Despite wide acknowledgement of the importance of sarcopenia and prognostic markers such as the neutrophil-to-lymphocyte ratio, the impact on cancer patient survival of the timing of sarcopenia’s emergence and its severity is not well understood, nor is the association between sarcopenia and prognostic markers. The aim of this study, therefore, was to investigate the effect of the severity and timing of changes in the psoas muscle index (PMI) on survival of advanced esophageal squamous cell carcinoma (ESCC) patients receiving neoadjuvant chemoradiotherapy (NACRT) plus esophagectomy and the association between PMI and known prognostic markers.
Included in this study were 113 ESCC patients who underwent NACRT followed by esophagectomy. PMI and prognostic markers were measured at their initial visit, just before surgery (after NACRT), and 3 months postoperatively.
All patients were classified into four groups according to the percent decrease in PMI after NACRT and after NACRT plus esophagectomy. Patients exhibiting a larger PMI decrease (≥20%) after NACRT plus esophagectomy had significantly poorer overall survival than those showing a smaller PMI decrease. Furthermore, multivariable analysis showed that a larger decrease in PMI after NACRT plus esophagectomy was a significant risk factor for overall (P < 0.0001) and recurrence-free (P = 0.0097) survival. Neither pretherapeutic PMI nor a decrease in PMI after NACRT significantly affected survival. PMI also showed weak, but significant, correlations with several prognostic markers postoperatively.

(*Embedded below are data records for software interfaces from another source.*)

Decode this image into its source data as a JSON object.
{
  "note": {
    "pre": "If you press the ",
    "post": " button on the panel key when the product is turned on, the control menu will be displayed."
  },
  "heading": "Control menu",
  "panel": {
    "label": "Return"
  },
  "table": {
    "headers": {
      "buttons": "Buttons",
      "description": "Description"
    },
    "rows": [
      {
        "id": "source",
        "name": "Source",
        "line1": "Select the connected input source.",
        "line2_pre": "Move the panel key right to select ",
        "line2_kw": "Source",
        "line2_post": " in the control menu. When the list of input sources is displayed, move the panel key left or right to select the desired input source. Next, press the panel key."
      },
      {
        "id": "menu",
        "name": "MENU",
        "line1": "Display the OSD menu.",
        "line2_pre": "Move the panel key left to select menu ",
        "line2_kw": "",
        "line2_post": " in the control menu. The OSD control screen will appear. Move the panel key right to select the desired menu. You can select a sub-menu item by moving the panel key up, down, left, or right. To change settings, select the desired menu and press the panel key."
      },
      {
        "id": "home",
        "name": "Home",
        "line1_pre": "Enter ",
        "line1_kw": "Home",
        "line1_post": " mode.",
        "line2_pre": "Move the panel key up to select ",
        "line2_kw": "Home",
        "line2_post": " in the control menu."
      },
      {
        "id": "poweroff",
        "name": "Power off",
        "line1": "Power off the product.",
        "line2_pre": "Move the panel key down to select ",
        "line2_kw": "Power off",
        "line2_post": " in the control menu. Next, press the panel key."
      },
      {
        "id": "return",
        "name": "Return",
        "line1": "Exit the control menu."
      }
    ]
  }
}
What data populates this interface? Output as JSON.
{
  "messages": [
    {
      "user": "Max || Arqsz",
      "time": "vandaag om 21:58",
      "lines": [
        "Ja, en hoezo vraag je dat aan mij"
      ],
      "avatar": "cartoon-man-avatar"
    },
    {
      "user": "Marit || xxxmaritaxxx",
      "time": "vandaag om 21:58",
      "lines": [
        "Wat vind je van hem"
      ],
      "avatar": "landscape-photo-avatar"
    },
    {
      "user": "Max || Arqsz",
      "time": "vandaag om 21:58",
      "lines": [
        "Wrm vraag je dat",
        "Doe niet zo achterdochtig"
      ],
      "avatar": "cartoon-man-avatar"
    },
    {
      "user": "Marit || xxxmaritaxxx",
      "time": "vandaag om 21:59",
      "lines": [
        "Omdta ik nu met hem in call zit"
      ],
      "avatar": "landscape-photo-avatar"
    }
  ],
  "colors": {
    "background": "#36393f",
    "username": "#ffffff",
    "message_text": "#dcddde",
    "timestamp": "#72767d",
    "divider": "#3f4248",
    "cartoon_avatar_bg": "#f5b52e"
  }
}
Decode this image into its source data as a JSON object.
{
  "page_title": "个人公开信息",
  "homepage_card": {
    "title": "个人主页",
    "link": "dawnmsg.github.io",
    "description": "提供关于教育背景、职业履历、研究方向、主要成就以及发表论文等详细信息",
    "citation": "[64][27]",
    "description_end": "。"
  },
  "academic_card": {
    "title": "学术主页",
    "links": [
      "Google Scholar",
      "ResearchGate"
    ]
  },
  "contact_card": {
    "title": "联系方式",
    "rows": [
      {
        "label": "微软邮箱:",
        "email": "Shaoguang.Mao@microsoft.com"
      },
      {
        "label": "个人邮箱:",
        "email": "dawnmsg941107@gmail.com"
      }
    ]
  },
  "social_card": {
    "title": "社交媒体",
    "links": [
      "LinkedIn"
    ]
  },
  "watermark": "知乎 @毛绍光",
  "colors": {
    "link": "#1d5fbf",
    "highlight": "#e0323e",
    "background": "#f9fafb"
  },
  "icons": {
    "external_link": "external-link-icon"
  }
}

Decreased PMI after NACRT plus esophagectomy is a strong prognostic indicator in ESCC patients.